A: Around 7 in the morning, when all the Delta police left. We had been arrested a little past 9 at night. All these hours we didn’t have any contact with a lawyer. The lawyers arrived a little after 3 on Monday afternoon. We had been on the sixth floor of Police Headquarters for approximately 19 hours. The injured comrade was taken to hospital on Monday morning. He had stitches to his head, was bandaged up and had a broken arm. The rest of the injured were not seen by doctors. They went directly to the Forensic Surgeon on Tuesday. I forgot to mention that: When we were on the sixth floor, we were asked to enter an office to be searched one at a time. That is, to have a body search, to strip. A body search had already been done on Sunday night. We were then taken to the Prosecutor’s offices. The Prosecutor told us that we would be held till Thursday. When we returned to headquarters, we were taken to the seventh floor where the cells are located. They called us again, one at a time, for body searches. I protested and said that there’s no sense for a second check since I’ve been accompanied by police continuously. The policewoman said that these are the regulations, she led me to a place – before the holding cells there are offices and on the right there is a small room like a storage room. I entered and waited for the door to close. She tells me that this door doesn’t close and she will search me this way. I say, “what are you talking about? You are going to search me with the door open?” Exactly across there was a desk with a policeman working there and other policemen coming and going to the offices and to the cells. We were directly across, there was no partition, I was in front of an open door.
Q: Similar reports were made by those detained and arrested on Monday, during the attack of riot police at a solidarity gathering inside the Evelpidon Courts.
A: Yes, 25 people were detained and four arrested. One was a young lady, they brought her later into the cells together with us.

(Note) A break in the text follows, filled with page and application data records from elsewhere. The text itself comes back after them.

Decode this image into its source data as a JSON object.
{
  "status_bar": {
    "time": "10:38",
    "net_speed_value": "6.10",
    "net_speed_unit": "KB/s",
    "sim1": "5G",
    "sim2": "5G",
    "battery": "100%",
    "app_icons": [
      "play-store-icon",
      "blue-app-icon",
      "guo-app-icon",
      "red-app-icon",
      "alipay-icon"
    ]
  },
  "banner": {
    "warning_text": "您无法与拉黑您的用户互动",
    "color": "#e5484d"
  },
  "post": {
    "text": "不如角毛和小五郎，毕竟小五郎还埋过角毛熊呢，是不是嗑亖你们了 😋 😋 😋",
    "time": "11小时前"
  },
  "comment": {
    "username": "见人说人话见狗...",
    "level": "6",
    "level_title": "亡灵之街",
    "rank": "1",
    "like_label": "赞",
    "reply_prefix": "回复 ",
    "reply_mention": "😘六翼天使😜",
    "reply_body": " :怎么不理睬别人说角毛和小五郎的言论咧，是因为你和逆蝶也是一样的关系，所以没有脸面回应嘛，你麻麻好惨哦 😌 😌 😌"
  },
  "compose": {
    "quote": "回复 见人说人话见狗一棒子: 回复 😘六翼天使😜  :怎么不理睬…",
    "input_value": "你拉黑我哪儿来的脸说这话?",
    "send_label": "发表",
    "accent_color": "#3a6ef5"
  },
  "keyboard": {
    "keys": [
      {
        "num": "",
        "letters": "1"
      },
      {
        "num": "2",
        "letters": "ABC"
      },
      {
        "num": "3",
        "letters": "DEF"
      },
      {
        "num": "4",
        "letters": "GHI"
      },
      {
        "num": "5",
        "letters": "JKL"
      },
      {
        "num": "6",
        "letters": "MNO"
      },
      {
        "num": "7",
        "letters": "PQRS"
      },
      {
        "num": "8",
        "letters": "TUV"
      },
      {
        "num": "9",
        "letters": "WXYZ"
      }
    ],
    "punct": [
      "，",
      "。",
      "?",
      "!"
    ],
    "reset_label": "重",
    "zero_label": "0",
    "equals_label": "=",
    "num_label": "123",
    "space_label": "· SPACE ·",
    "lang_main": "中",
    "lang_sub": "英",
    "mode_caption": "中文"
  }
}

I would like to say something very important to us that even from the first day that we were led to the Prosecutor’s office and on Thursday and Friday – after 20 hours in court and finally set free on bail and restricting conditions – all these days, the solidarity we received from people gave us incredible strength. We gained strength seeing our comrades shouting slogans. Without solidarity I really don’t know if we could stand as strong as we are now.
Lastly, I would like to note that the reason we are stating and reporting the torture from police, is not for reasons of victimizing ourselves. The state has always tried to continue in it’s attempt to terrorize in any way and with any means available. Our proportion is to highlight the events and through this we become more aware, stronger in the fight against the brutality imposed upon us.
* Note: On October 27th, a fourth antifascist motorcade took place shouting slogans and crossed central streets of Athens with red and black flags.